This ensures I have sweet but firm berries, and I can then boost the plant to recover from the berry formation process. Fertilizing at this point will encourage leaf growth and help runners to form.
A few weeks after fertilizing, I can usually begin to transplant runners and make new strawberry beds.
The other popular variant of strawberry to plant is day-neutral strawberries. These strawberries like to enjoy their fertilizer during the summer months.
It encourages the growth and formation of new berries to fertilize at the correct time, namely June through August.
Frequently Asked Questions about When to Fertilize Strawberries
When should I fertilize my strawberries?
While many strawberry growers recommend fertilizing every two weeks with a liquid fertilizer, this is not necessary when you have prepared your garden bed correctly. Strawberries love organic fertilizers such as compost and manure. Add a good quality balanced fertilizer such as 10-10-10 to the garden bed before planting.
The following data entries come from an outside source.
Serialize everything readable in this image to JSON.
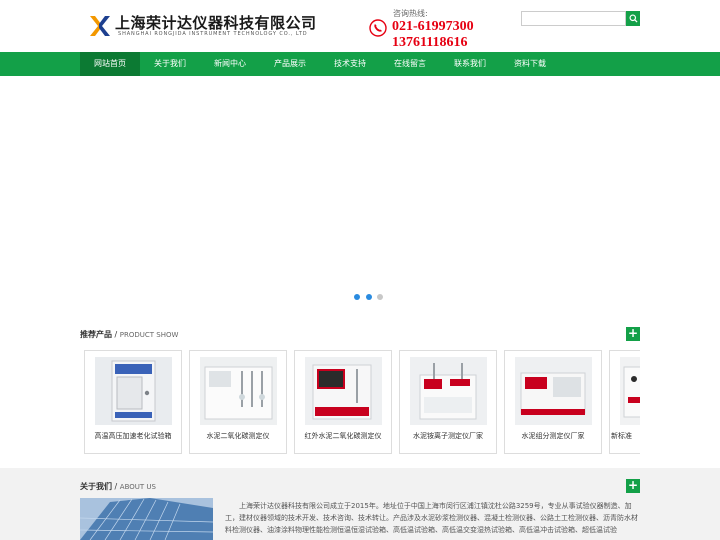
{
  "header": {
    "company_cn": "上海荣计达仪器科技有限公司",
    "company_en": "SHANGHAI RONGJIDA INSTRUMENT TECHNOLOGY CO., LTD",
    "hotline_label": "咨询热线:",
    "phone1": "021-61997300",
    "phone2": "13761118616",
    "search_placeholder": ""
  },
  "nav": {
    "items": [
      {
        "label": "网站首页"
      },
      {
        "label": "关于我们"
      },
      {
        "label": "新闻中心"
      },
      {
        "label": "产品展示"
      },
      {
        "label": "技术支持"
      },
      {
        "label": "在线留言"
      },
      {
        "label": "联系我们"
      },
      {
        "label": "资料下载"
      }
    ]
  },
  "products": {
    "title_cn": "推荐产品",
    "sep": " / ",
    "title_en": "PRODUCT SHOW",
    "more": "+",
    "items": [
      {
        "label": "高温高压加速老化试验箱"
      },
      {
        "label": "水泥二氧化碳测定仪"
      },
      {
        "label": "红外水泥二氧化碳测定仪"
      },
      {
        "label": "水泥铵离子测定仪厂家"
      },
      {
        "label": "水泥组分测定仪厂家"
      },
      {
        "label": "新标准"
      }
    ]
  },
  "about": {
    "title_cn": "关于我们",
    "sep": " / ",
    "title_en": "ABOUT US",
    "more": "+",
    "text": "上海荣计达仪器科技有限公司成立于2015年。地址位于中国上海市闵行区浦江镇沈杜公路3259号，专业从事试验仪器制造、加工，建材仪器领域的技术开发、技术咨询、技术转让。产品涉及水泥砂浆检测仪器、混凝土检测仪器、公路土工检测仪器、沥青防水材料检测仪器、油漆涂料物理性能检测恒温恒湿试验箱、高低温试验箱、高低温交变湿热试验箱、高低温冲击试验箱、超低温试验"
  },
  "colors": {
    "brand_green": "#13a048",
    "active_green": "#0c7a33",
    "phone_red": "#e60012"
  }
}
Fertilize once a season to ensure the berries are firm and juicy and to prevent rapid plant growth and the spread of disease due to the lack of air circulation among the thickened leaves of the strawberry plants.
Do my strawberries need fertilizer?
Strawberries love nitrogen, and a good nitrogen-based fertilizer in early spring is a good investment in a great strawberry harvest. Be sure not to fertilize before you harvest to ensure a healthy fruit crop.
Can you over-fertilize strawberries?
While nitrogen will encourage healthy growth, it can also cause mushy plant tissues to form. The result is soft berries that will attract garden pests such as beetles and worms. To prevent over-fertilization of your strawberry plants, be sure to fertilize at the right time. This is once a season after harvesting the berries in early spring and fall.
The Final Fertilizer
I love my strawberries to be firm and juicy. Nothing is as icky as a strawberry that is soft and mushy.
It will lack flavor and invite disease if left on the plant. By fertilizing at the right time, I can ensure my strawberry plants produce healthy, firm, and juicy strawberries that are a delight to pick and eat.
Be smart and fertilize in early spring and fall but not before harvest time.
Daniel has been a plant enthusiast for over 20 years. He owns hundreds of houseplants and prepares for the chili growing seasons yearly with great anticipation. His favorite plants are plant species in the Araceae family, such as Monstera, Philodendron, and Anthurium. He also loves gardening and is growing hot peppers, tomatoes, and many more vegetables.